Problem requirements:
An exact restatement of every record is required.

Supplied records:
>>>>>

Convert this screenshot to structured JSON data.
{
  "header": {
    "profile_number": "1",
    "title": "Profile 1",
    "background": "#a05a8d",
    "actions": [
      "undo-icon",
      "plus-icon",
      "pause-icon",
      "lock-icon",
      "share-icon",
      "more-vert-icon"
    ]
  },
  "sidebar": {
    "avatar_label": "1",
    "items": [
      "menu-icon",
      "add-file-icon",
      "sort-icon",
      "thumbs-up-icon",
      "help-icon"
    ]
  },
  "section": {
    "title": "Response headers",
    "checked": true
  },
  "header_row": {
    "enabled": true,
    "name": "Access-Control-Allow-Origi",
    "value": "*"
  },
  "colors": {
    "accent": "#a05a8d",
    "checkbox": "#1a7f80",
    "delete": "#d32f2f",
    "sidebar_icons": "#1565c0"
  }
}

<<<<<

Task answer:
Convert this screenshot to structured JSON data.
{
  "header": {
    "profile_number": "1",
    "title": "Profile 1",
    "background": "#a05a8d",
    "actions": [
      "undo-icon",
      "plus-icon",
      "pause-icon",
      "lock-icon",
      "share-icon",
      "more-vert-icon"
    ]
  },
  "sidebar": {
    "avatar_label": "1",
    "items": [
      "menu-icon",
      "add-file-icon",
      "sort-icon",
      "thumbs-up-icon",
      "help-icon"
    ]
  },
  "section": {
    "title": "Response headers",
    "checked": true
  },
  "header_row": {
    "enabled": true,
    "name": "Access-Control-Allow-Origi",
    "value": "*"
  },
  "colors": {
    "accent": "#a05a8d",
    "checkbox": "#1a7f80",
    "delete": "#d32f2f",
    "sidebar_icons": "#1565c0"
  }
}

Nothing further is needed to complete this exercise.